Dennis Faulk, Hanford program manager for the Environmental Protection Agency, said EPA will continue to advocate for in-person meetings.
Several of the questions focused on safety, including one that asked speakers whether they would want their children working at Hanford.
No problem, Faulk said, adding that workers are allowed to protect themselves as they see fit. He pointed out that he worked at Hanford before joining EPA.
Ben Harp, deputy manager of the DOE Hanford Office of River Protection, said extensive planning, knowledge of hazards and the expertise of employees make it one of the safest places to work.
Susan Leckband, chairwoman of the Hanford Advisory Board, said she worked at Hanford for 25 years and has a son who also worked there. She is concerned about the age of the work force. Just 4 percent to 5 percent of workers are in their 20s, she said.
DOE officials have been criticized for making it too difficult for ill workers to be approved for compensation by the state Department of Labor and Industries.
It is probably the largest, most complex facility DOE will ever demolish.
Doug Shoop, manager of the DOE Richland Operations Office
Hanford officials have been working with senior labor leaders and the state to address concerns, Shoop said. Then improvements must be institutionalized to make sure they remain in place.
Few answers on Hanford budget issues were available, as the site continues at fiscal 2016 budget levels with no fiscal 2017 budget approved by Congress. President Trump has yet to release a detailed DOE budget for fiscal 2018.
But the Trump administration has discussed deep cuts for EPA, one of the regulators of DOE at Hanford.

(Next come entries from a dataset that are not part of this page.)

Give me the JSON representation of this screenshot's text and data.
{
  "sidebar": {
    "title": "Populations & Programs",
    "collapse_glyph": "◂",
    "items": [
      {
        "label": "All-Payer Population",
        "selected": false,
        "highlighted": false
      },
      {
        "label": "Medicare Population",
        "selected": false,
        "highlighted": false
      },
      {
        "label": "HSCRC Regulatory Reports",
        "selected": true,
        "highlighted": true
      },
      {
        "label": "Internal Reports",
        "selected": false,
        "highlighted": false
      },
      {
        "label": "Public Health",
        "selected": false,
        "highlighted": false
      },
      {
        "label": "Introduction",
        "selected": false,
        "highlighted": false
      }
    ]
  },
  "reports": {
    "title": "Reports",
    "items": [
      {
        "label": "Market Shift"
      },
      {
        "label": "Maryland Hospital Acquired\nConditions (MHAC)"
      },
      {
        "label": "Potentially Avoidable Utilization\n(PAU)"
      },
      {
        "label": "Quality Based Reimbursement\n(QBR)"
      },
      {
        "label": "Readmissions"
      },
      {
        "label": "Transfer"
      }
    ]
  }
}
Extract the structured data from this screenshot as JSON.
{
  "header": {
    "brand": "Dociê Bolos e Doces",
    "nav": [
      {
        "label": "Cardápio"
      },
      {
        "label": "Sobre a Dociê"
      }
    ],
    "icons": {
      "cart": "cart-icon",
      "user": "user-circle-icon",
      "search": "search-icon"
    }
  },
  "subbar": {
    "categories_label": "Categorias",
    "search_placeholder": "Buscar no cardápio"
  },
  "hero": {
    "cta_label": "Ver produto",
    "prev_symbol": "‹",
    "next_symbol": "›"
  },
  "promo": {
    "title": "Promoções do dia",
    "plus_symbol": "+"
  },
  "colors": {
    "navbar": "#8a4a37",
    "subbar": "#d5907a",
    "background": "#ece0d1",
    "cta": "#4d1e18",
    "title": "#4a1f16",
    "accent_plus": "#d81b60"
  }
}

The agency helps make sure that cleanup progresses on schedule and meets standards.
Faulk said Hanford is a high priority for EPA in the Northwest and he does not anticipate any changes in Hanford oversight.
Hanford officials had plenty of good news to share at the meeting this year.
Much of the cleanup along the Columbia River was completed in the last year and significant progress has been made on the remaining projects there.
Shoop expects to have cleanup of the high-hazard 618-10 Burial Ground near Richland finished this year and to start moving radioactive sludge from a basin near the Columbia River to central Hanford next year, he said.
DOE is following a strategy of Hanford of cleaning up the 580-square-mile Hanford nuclear reservation from the outside in, ending with about 10 square miles at its center.
The Plutonium Finishing Plant also should be torn down this year.
“It is probably the largest, most complex facility DOE will ever demolish,” he said.
Taxpayers have spent about $50 billion on Hanford environmental cleanup, with about $100 billion of cleanup still needed, most of that in the center of the nuclear reservation, Shoop said.
Progress has included shrinking the contaminated groundwater beneath Hanford from plumes measuring 160 square miles to not too much more than half that size, Faulk said.
About 1,000 soil waste sites have been cleaned up, with about 1,000 left to go in central Hanford, he said.
Shoop described the cleanup strategy as working from the outside in, with the security buffer area around the production area of Hanford already cleaned up. After cleanup along the river is wrapped up, work will focus on the remaining, heavily contaminated areas of central Hanford.
Central Hanford is home to 177 underground tanks holding 56 million gallons of waste that will be treated for disposal at the vitrification plant, which is under construction.